* **THE DATA**:
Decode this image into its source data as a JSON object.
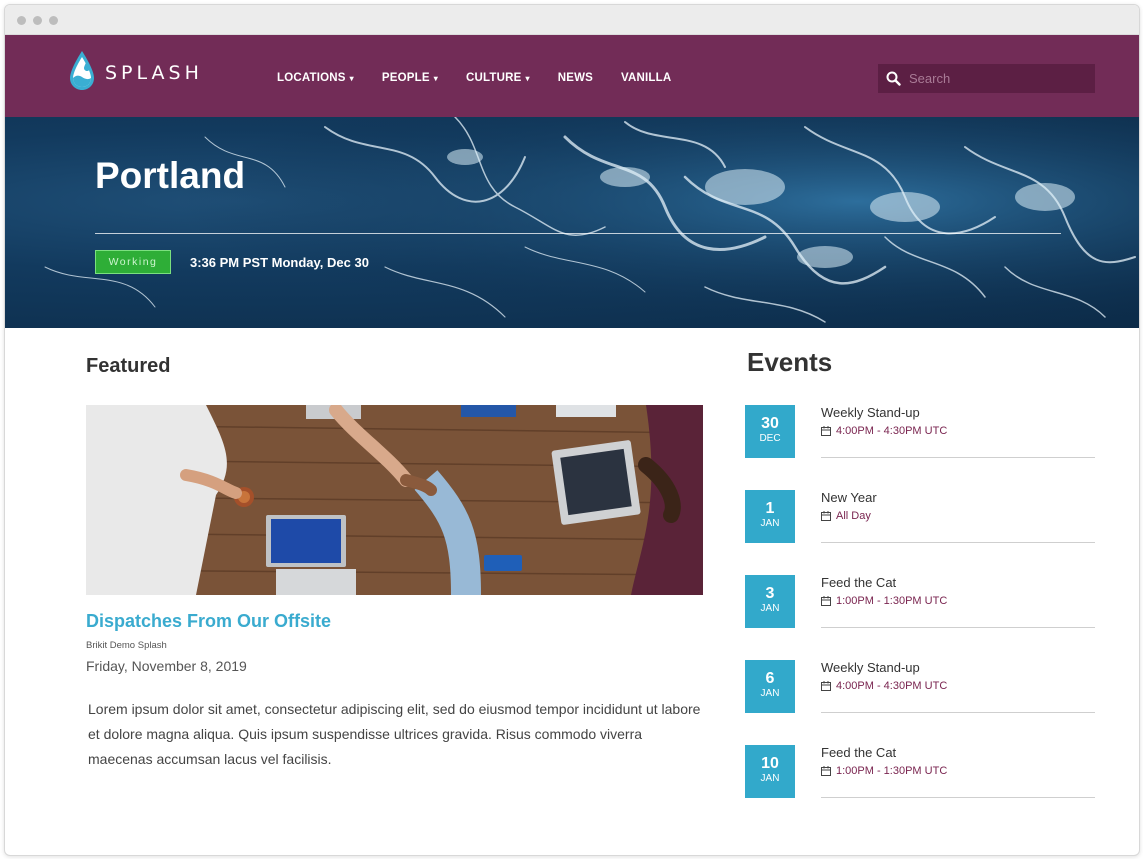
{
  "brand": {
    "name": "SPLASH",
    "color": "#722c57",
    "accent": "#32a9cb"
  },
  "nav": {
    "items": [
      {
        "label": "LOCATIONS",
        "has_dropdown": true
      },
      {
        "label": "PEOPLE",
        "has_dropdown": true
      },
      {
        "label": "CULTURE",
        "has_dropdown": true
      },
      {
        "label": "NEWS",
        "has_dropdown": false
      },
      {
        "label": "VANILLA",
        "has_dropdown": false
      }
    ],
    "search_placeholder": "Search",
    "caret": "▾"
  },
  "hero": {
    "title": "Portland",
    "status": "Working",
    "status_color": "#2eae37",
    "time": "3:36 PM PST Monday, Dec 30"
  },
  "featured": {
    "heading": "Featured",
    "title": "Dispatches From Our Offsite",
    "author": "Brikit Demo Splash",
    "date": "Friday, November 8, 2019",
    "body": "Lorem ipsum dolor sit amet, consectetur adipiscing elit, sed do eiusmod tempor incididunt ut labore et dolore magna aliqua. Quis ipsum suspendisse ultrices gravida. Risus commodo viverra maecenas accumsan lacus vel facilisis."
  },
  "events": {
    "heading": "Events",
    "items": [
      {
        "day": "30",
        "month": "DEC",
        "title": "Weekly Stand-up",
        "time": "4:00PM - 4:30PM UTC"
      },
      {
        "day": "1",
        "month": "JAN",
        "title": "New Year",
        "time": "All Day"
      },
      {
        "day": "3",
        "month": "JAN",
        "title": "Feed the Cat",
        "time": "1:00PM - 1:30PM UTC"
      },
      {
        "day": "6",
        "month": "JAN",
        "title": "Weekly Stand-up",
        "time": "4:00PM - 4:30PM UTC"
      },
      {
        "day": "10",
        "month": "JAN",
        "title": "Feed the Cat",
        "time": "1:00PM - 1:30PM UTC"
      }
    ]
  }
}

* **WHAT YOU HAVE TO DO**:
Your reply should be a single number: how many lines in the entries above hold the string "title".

* **ANSWER BOX**:
7